Angelic Layer

Angelic Layer


12-year-old Misaki Suzuhara has just gotten involved in Angelic Layer, a battling game using electronic dolls called angels. Even as a newbie, Misaki shows advanced skills as she meets new friends and enters Angelic Layer tournaments to fight the greatest Angelic Layer champions of the nation.

img_5203.jpgWhat Angelic Layer does have going for it is that it launches itself straight away into the action. We don’t see episode after episode of Misaki training and trying to get to grips with the basics. She learns her own sense of style and technique quickly and identifies with her angel, Hikaru. It also helps that she is a quick study and manages to pick up on the skills and techniques of her opponents and adds them to her arsenal. CLAMP is essentially taking the standard shounen fighting tournament setup and retools it into a series for girls. Partly it does this by making the tournament a fighter between customisable dolls, and making most of the competitors young females.

img_5191.jpgIn her first tournament, Misaki quickly becomes something of a ‘lucky rookie’ Angelic Layer player and becomes a favourite amongst the audience. It’s here that she discovers that her young friend Hatoko is also a serious player within Angelic Layer. In fact, Hatoko is practically a prodigy and is known for having the fastest, practically unbeatable angel on the circuit, Suzuka.


Even though the anime is based around small, battling dolls and a lot of the animation is dedicated to their fights and movements, the episodes don’t really become tedious or same-y. There’s a variation of angels, techniques and tactics and I always enjoyed seeing the sheer breadth of angels that appear alongside their Deus’ (i.e. their owners). And the further into the Angelic Layer tournament we get, the more we see of the secrets surrounding the manufacturing corporation and why they are so interested in Misaki in particular.


Shuko, Misaki’s mother, is quite possibly one of the most ridiculous anime mothers I have ever seen. What kind of mother leaves her young daughter for seven years, lies about where she’s going and doesn’t make any effort to contact her in any way? So she lost the use of her legs and wanted to help work on a way to give her the ability to walk again. Was there any need to cut Misaki out of her life? Considering some of the backstories from some of the other Angelic Layer participants, Shuko didn’t appear to be a sympathetic character to me at all, even though she was supposed to be. And no one around Misaki who knew Shuko was avoiding her thought to tell her that her mother was so close! By my estimations, Misaki should have been more traumatised by her mother’s big reveal towards the end.

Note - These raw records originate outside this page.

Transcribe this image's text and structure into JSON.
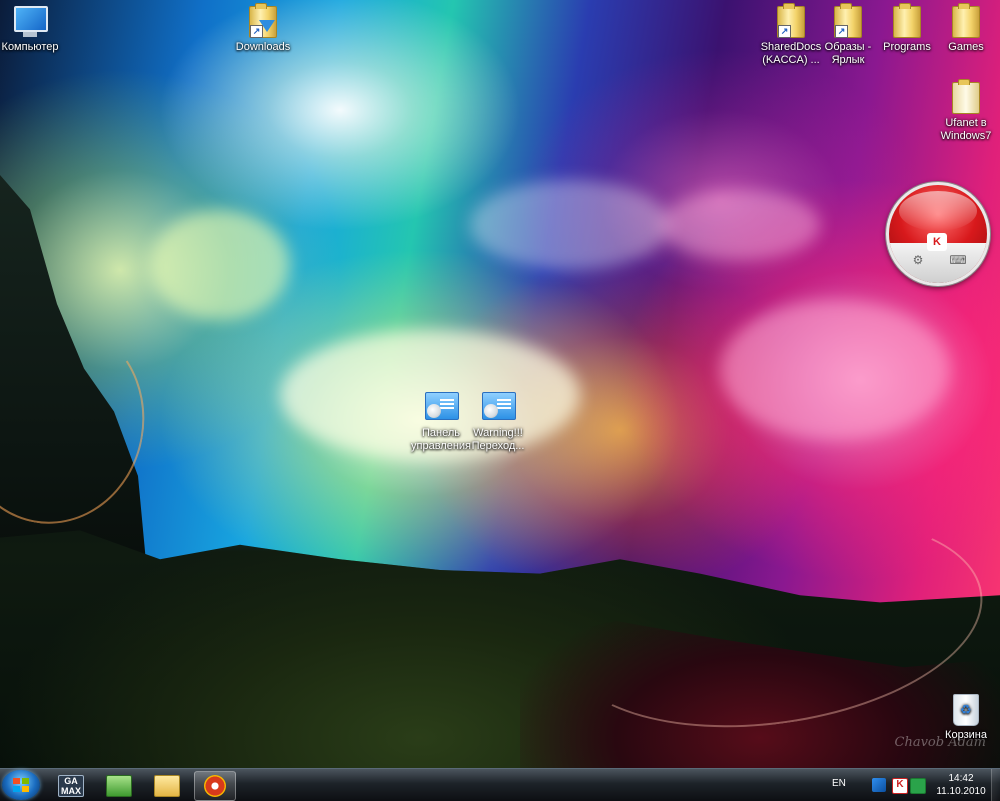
{
  "desktop": {
    "icons": [
      {
        "label": "Компьютер",
        "kind": "computer-icon"
      },
      {
        "label": "Downloads",
        "kind": "folder-shortcut-icon"
      },
      {
        "label": "SharedDocs (KACCA) ...",
        "kind": "folder-shortcut-icon"
      },
      {
        "label": "Образы - Ярлык",
        "kind": "folder-shortcut-icon"
      },
      {
        "label": "Programs",
        "kind": "folder-icon"
      },
      {
        "label": "Games",
        "kind": "folder-icon"
      },
      {
        "label": "Ufanet в Windows7",
        "kind": "document-icon"
      },
      {
        "label": "Панель управления",
        "kind": "control-panel-icon"
      },
      {
        "label": "Warning!!! Переход...",
        "kind": "control-panel-icon"
      },
      {
        "label": "Корзина",
        "kind": "recycle-bin-icon"
      }
    ],
    "wallpaper_signature": "Chavob Adam"
  },
  "gadget": {
    "name": "kaspersky-gadget",
    "logo": "K",
    "left_button": "settings-gear-icon",
    "right_button": "keyboard-icon"
  },
  "taskbar": {
    "start_label": "Start",
    "pinned": [
      {
        "name": "gamax-app",
        "label": "GA MAX"
      },
      {
        "name": "money-app",
        "label": ""
      },
      {
        "name": "explorer-app",
        "label": ""
      },
      {
        "name": "browser-app",
        "label": ""
      }
    ],
    "tray": {
      "language": "EN",
      "time": "14:42",
      "date": "11.10.2010"
    }
  },
  "colors": {
    "taskbar": "#141a20",
    "gadget_red": "#d8191c",
    "start_orb": "#1a6cc0"
  }
}
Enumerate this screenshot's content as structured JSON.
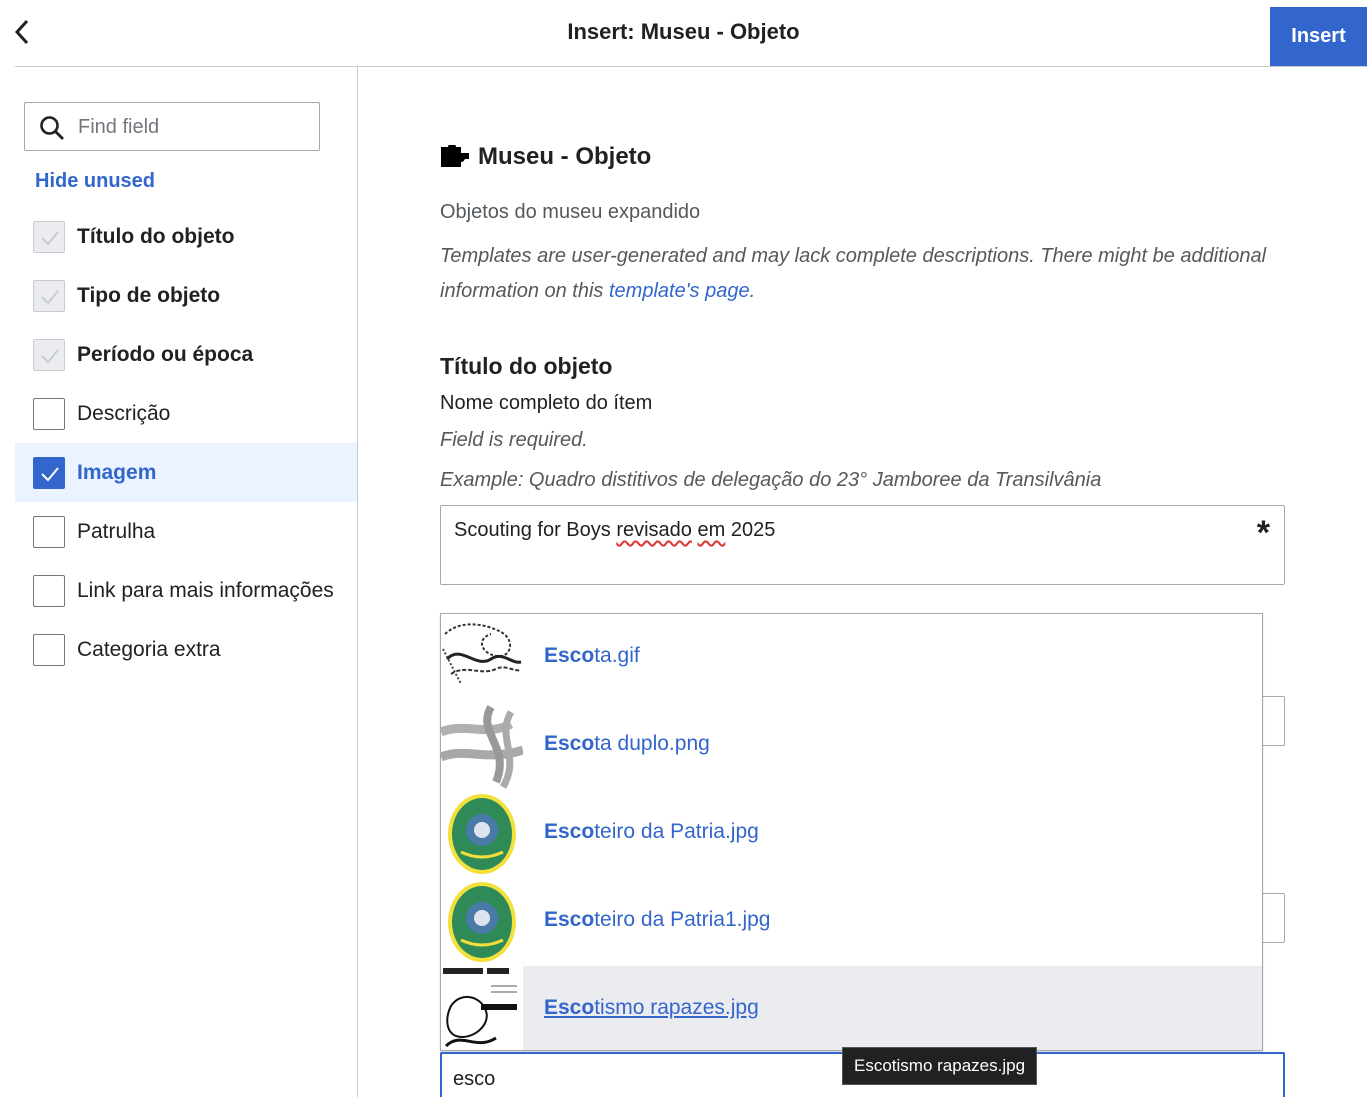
{
  "header": {
    "title": "Insert: Museu - Objeto",
    "insert_label": "Insert"
  },
  "sidebar": {
    "search_placeholder": "Find field",
    "hide_unused_label": "Hide unused",
    "fields": [
      {
        "label": "Título do objeto",
        "state": "required"
      },
      {
        "label": "Tipo de objeto",
        "state": "required"
      },
      {
        "label": "Período ou época",
        "state": "required"
      },
      {
        "label": "Descrição",
        "state": "unchecked"
      },
      {
        "label": "Imagem",
        "state": "checked"
      },
      {
        "label": "Patrulha",
        "state": "unchecked"
      },
      {
        "label": "Link para mais informações",
        "state": "unchecked"
      },
      {
        "label": "Categoria extra",
        "state": "unchecked"
      }
    ]
  },
  "template": {
    "name": "Museu - Objeto",
    "description": "Objetos do museu expandido",
    "note_before": "Templates are user-generated and may lack complete descriptions. There might be additional information on this ",
    "note_link": "template's page",
    "note_after": "."
  },
  "field": {
    "title": "Título do objeto",
    "description": "Nome completo do ítem",
    "required_text": "Field is required.",
    "example": "Example: Quadro distitivos de delegação do 23° Jamboree da Transilvânia",
    "value_part1": "Scouting for Boys ",
    "value_part2": "revisado",
    "value_part3": " ",
    "value_part4": "em",
    "value_part5": " 2025",
    "required_marker": "*"
  },
  "dropdown": {
    "items": [
      {
        "match": "Esco",
        "rest": "ta.gif",
        "thumb": "knot-sketch"
      },
      {
        "match": "Esco",
        "rest": "ta duplo.png",
        "thumb": "knot-gray"
      },
      {
        "match": "Esco",
        "rest": "teiro da Patria.jpg",
        "thumb": "emblem"
      },
      {
        "match": "Esco",
        "rest": "teiro da Patria1.jpg",
        "thumb": "emblem"
      },
      {
        "match": "Esco",
        "rest": "tismo rapazes.jpg",
        "thumb": "book-cover"
      }
    ]
  },
  "image_search": {
    "value": "esco"
  },
  "tooltip": {
    "text": "Escotismo rapazes.jpg"
  },
  "colors": {
    "accent": "#3366cc",
    "hover_bg": "#eaecf0",
    "selected_bg": "#eaf3ff"
  }
}
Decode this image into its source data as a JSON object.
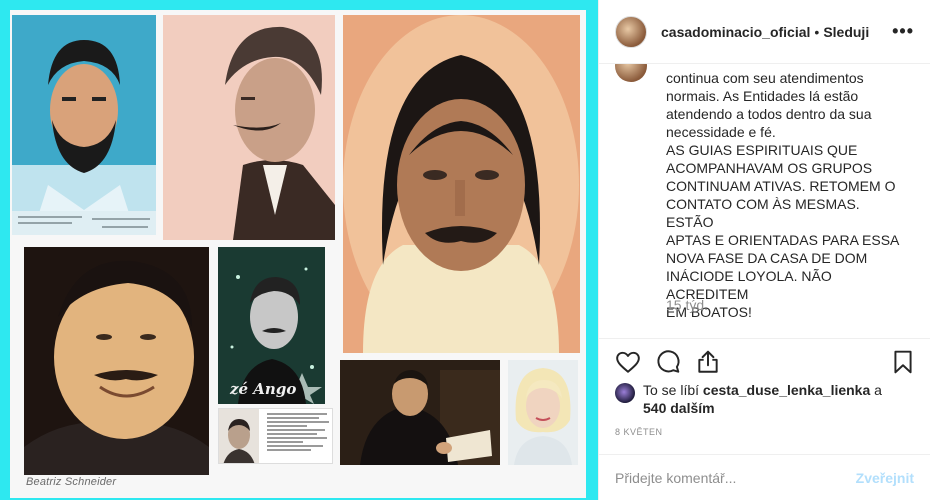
{
  "post": {
    "image_credit": "Beatriz Schneider",
    "image_caption": "zé Ango"
  },
  "header": {
    "username": "casadominacio_oficial",
    "separator": "•",
    "follow_label": "Sleduji",
    "more_label": "•••"
  },
  "comment": {
    "text": "continua com seu atendimentos\nnormais. As Entidades lá estão\natendendo a todos dentro da sua\nnecessidade e fé.\nAS GUIAS ESPIRITUAIS QUE\nACOMPANHAVAM OS GRUPOS\nCONTINUAM ATIVAS. RETOMEM O\nCONTATO COM ÀS MESMAS. ESTÃO\nAPTAS E ORIENTADAS PARA ESSA\nNOVA FASE DA CASA DE DOM\nINÁCIODE LOYOLA. NÃO ACREDITEM\nEM BOATOS!",
    "time": "15 týd."
  },
  "actions": {
    "like_icon": "heart-icon",
    "comment_icon": "comment-icon",
    "share_icon": "share-icon",
    "save_icon": "bookmark-icon"
  },
  "likes": {
    "prefix": "To se líbí",
    "user": "cesta_duse_lenka_lienka",
    "connector": "a",
    "count": "540 dalším"
  },
  "date": "8 KVĚTEN",
  "composer": {
    "placeholder": "Přidejte komentář...",
    "post_label": "Zveřejnit"
  },
  "colors": {
    "frame": "#2ee8f0",
    "text": "#262626",
    "muted": "#8e8e8e",
    "post_disabled": "#b2dffc"
  }
}
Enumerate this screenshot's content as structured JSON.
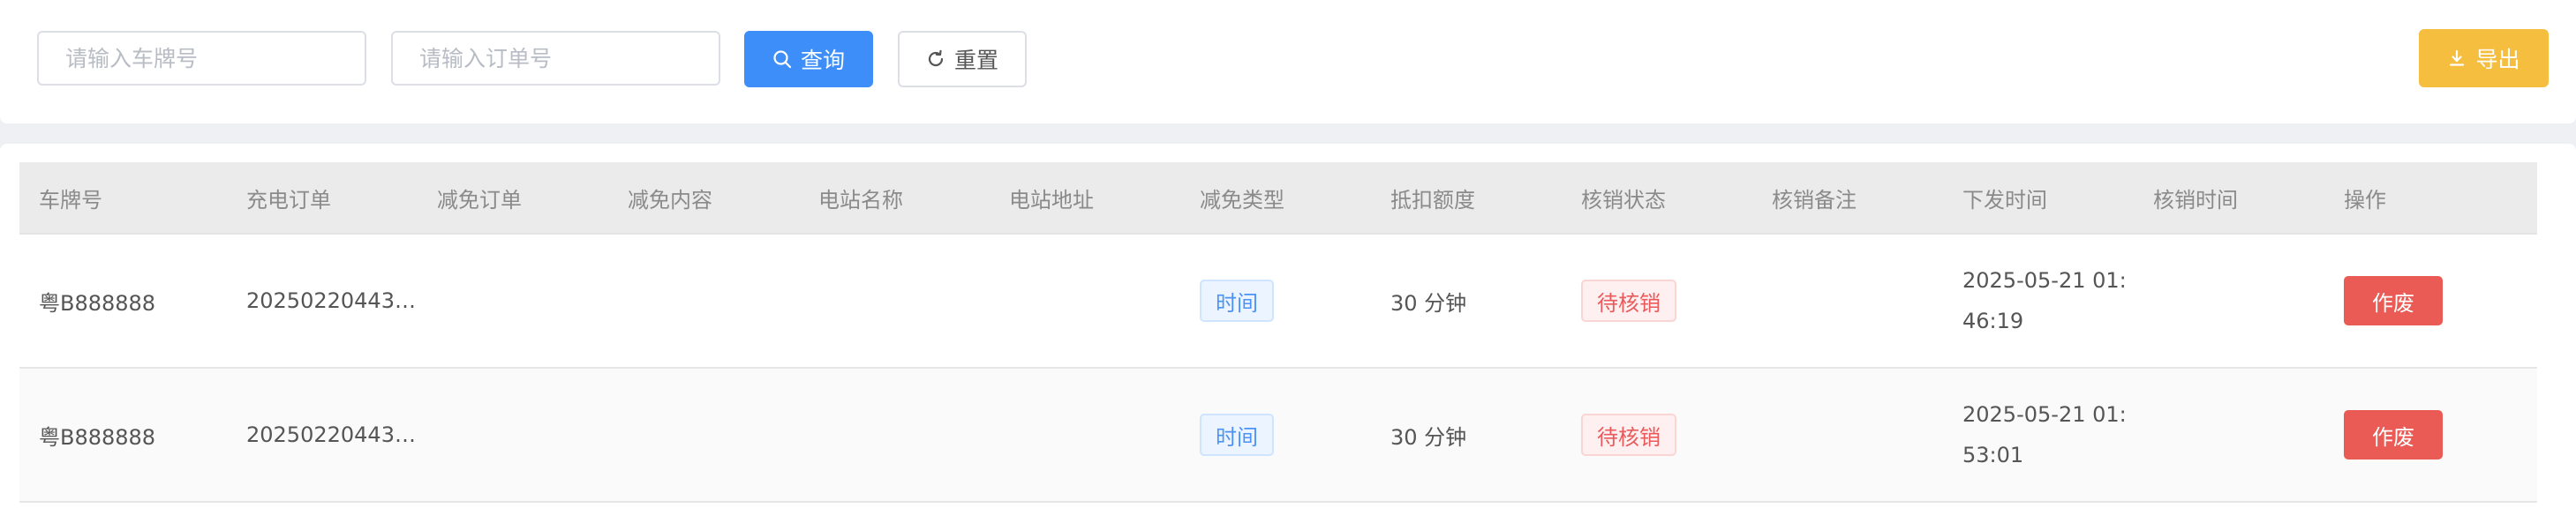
{
  "search": {
    "plate_placeholder": "请输入车牌号",
    "order_placeholder": "请输入订单号",
    "query_label": "查询",
    "reset_label": "重置",
    "export_label": "导出"
  },
  "colors": {
    "primary": "#3d8ef8",
    "warning": "#f6be3f",
    "danger": "#eb5b56"
  },
  "table": {
    "headers": [
      "车牌号",
      "充电订单",
      "减免订单",
      "减免内容",
      "电站名称",
      "电站地址",
      "减免类型",
      "抵扣额度",
      "核销状态",
      "核销备注",
      "下发时间",
      "核销时间",
      "操作"
    ],
    "rows": [
      {
        "plate": "粤B888888",
        "charge_order": "20250220443…",
        "relief_order": "",
        "relief_content": "",
        "station_name": "",
        "station_address": "",
        "relief_type": "时间",
        "deduction": "30 分钟",
        "status": "待核销",
        "remark": "",
        "issue_time_line1": "2025-05-21 01:",
        "issue_time_line2": "46:19",
        "verify_time": "",
        "action": "作废"
      },
      {
        "plate": "粤B888888",
        "charge_order": "20250220443…",
        "relief_order": "",
        "relief_content": "",
        "station_name": "",
        "station_address": "",
        "relief_type": "时间",
        "deduction": "30 分钟",
        "status": "待核销",
        "remark": "",
        "issue_time_line1": "2025-05-21 01:",
        "issue_time_line2": "53:01",
        "verify_time": "",
        "action": "作废"
      }
    ]
  }
}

The quality of the animation, in general, is quite basic. And it’s quite a shame to see a story written and drawn by CLAMP to have such rudimentary artwork when they are known for their beautiful detail when it comes to characters and their outfits. The art is simple, reflective of the times during which this anime was created. There were a few frames I noticed that had evidence of being in-betweens – clearly not polished enough for closeups; some scenes the faces seemed too lumpy. I noticed this less and less as the episodes went on and the quaity of the artwork did improve. The ending was also very predictable, but this didn’t make it completely unsatisfying. We see Misaki’s final face-off against her mother and, though the odds were against her, she manages to pull through.


All-in-all, it’s a nice show. It’s got a good message and will generally provide a warm and cuddly feeling with a few chuckles along the way. There’s nothing really ground-breaking here, but it’s a friendly show with a splash of humour and good characters that you enjoy watching and can root for. Surprisingly, there’s very little in the way of romance for a CLAMP series, but it wasn’t particularly missed because all the action carried the storyline through well.